The Milty gun came with a separated black plastic cap. It is NOT a light. From my research, putting the cap on and holding the gun near a grounded item, like a faucet, slowly pulling and releasing the trigger does nothing. Pulling and releasing it quickly, causing a click, I can see a spark jumping from the gun to the faucet.
Some types of record formats are more affected by static electricity than others. For instance, the CD-4 discrete quadraphonic format depends on a 30khz tone to split up the channels. Static electricity can reek havoc with this format, resulting in pops during playback. They are not always in the same places on the records, so I would think that this is caused by static electricity.
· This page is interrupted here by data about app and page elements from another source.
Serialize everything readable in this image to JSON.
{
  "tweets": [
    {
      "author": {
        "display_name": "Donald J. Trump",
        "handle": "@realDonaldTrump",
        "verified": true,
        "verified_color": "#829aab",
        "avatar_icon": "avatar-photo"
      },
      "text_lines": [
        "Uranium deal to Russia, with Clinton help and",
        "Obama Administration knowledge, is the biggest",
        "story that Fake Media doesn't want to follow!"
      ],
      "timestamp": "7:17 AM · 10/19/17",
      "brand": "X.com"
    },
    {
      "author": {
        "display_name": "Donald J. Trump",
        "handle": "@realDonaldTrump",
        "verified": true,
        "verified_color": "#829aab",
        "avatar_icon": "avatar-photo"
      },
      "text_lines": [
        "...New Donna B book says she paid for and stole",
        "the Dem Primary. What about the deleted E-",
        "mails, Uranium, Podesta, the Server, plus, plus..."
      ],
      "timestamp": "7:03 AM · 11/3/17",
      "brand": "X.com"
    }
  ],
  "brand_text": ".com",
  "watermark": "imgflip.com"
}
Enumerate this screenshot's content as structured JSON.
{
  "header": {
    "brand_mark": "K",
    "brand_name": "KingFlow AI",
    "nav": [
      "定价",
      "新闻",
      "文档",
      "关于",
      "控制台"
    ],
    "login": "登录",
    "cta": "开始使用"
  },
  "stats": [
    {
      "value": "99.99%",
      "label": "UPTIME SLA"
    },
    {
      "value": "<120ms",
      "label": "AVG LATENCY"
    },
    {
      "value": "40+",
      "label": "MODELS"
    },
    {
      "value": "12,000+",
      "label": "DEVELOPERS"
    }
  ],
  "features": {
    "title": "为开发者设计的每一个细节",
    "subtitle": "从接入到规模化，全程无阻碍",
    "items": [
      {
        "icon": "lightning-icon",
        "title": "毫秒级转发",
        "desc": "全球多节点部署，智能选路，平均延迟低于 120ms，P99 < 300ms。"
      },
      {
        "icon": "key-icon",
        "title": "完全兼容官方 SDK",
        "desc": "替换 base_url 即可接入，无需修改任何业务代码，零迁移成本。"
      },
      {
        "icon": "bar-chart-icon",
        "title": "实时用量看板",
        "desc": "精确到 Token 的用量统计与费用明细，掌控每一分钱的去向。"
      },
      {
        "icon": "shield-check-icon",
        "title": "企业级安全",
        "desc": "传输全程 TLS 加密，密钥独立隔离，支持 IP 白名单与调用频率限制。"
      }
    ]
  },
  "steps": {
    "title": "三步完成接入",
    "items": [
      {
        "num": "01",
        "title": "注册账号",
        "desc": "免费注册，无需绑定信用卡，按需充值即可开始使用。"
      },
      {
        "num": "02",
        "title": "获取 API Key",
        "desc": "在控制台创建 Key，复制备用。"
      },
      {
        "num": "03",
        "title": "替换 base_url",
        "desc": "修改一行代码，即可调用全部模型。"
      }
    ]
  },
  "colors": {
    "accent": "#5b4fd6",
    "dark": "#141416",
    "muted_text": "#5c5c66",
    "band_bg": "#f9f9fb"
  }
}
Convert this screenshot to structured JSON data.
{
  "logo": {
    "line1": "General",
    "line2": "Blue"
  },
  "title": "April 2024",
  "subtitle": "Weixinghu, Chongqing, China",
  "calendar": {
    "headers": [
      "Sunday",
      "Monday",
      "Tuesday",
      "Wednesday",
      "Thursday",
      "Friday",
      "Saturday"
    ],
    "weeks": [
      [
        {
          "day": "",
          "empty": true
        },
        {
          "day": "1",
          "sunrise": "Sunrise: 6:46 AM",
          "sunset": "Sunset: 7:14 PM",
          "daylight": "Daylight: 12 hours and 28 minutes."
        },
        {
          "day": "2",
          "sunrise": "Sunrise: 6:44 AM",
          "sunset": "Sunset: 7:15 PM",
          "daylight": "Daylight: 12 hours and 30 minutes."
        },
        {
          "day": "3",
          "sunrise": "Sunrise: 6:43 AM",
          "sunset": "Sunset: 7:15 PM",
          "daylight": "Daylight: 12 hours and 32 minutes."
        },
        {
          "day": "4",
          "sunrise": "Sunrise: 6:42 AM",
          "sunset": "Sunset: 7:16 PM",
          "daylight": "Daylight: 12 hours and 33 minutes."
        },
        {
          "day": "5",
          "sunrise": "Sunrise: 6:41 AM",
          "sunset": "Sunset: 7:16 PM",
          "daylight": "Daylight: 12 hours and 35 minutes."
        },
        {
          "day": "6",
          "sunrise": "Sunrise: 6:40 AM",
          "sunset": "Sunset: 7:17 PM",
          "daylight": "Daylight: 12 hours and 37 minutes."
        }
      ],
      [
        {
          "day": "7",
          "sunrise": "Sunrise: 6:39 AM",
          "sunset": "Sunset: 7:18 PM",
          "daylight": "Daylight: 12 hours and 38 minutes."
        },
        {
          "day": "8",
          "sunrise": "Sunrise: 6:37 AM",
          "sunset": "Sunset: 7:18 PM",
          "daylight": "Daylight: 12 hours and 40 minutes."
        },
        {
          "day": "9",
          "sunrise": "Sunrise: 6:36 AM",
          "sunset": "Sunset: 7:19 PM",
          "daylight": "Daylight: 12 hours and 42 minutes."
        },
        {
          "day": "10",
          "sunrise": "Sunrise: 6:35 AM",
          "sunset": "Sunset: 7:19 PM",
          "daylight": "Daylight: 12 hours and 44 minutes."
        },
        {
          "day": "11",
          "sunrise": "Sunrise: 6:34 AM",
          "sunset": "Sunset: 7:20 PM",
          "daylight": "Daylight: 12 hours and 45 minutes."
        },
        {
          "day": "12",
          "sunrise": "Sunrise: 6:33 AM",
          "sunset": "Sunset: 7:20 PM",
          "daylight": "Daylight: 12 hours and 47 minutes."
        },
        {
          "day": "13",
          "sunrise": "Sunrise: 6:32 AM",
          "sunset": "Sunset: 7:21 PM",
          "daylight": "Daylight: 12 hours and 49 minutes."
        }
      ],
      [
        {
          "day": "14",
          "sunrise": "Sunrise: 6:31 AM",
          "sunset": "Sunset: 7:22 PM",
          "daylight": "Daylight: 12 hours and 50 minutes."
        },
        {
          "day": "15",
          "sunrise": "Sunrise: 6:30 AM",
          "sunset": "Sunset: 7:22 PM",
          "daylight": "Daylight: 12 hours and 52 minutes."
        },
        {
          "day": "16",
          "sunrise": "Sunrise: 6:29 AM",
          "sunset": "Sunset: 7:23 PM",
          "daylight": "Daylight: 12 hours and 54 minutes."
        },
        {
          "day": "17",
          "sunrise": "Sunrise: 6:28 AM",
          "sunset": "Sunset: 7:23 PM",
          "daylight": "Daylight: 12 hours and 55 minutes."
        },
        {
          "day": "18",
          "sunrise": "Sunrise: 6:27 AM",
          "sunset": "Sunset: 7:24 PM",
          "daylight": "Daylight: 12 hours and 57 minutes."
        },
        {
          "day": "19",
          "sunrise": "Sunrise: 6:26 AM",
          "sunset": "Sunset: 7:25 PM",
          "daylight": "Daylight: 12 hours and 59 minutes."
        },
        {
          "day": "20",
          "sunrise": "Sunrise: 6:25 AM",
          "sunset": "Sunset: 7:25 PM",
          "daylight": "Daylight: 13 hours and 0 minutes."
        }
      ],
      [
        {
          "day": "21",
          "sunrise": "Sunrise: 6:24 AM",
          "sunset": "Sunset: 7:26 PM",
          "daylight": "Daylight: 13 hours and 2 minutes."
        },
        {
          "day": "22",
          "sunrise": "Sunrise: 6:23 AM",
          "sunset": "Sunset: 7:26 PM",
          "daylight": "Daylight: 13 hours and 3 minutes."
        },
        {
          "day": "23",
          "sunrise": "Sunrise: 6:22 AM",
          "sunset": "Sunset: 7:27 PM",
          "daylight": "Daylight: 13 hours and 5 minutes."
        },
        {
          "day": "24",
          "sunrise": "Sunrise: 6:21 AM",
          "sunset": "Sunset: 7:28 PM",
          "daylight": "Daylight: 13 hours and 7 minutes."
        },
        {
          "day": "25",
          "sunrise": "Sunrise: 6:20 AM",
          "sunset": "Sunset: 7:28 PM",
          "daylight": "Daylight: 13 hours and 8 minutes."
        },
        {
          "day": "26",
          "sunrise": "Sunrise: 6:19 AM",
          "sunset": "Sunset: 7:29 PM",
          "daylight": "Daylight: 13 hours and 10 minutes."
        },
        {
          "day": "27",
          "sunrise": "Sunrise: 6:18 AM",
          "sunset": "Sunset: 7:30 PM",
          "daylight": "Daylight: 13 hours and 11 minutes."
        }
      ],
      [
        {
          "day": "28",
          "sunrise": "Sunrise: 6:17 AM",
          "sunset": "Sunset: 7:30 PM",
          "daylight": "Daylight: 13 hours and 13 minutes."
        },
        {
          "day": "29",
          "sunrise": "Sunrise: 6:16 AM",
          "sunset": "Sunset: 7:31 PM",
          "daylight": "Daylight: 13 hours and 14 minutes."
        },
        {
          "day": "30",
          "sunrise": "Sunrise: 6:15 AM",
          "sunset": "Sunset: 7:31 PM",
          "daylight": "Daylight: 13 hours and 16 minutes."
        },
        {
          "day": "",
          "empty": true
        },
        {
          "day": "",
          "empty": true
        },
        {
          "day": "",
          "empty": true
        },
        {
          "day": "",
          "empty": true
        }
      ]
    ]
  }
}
The Zerostat 3 has had no effect on this.
Does anyone have any tips or pointers?
There is no correct way to use a Zerostat. The problem is once you start playing the record static builds up fast. The static charge is created by the stylus rubbing the groove. Even if you use a dust cover when you take the record back to it's sleeve it collects dust like a magnet. Hold a record you just played up to the light correctly and you can see the dust fly to the record. The only way to beat static electricity is to discharge the record while it is playing. So, if you don't want to stand over your record squeezing the trigger every 30 seconds the best solution is a conductive sweep arm like this one
. Also get rid of all your paper inner sleeves and get anti static plastic ones. Paper will hold a static charge.
Read about the triboelectric series here
. You will notice that PVC is an electron magnet!
I bought a Zerostat in 1972 and still have it....albeit not used since the middle 80s. Back in the day I used the Zerostat and then lightly misted distilled water on the vinyl. Seemed quieter to me and it was fun.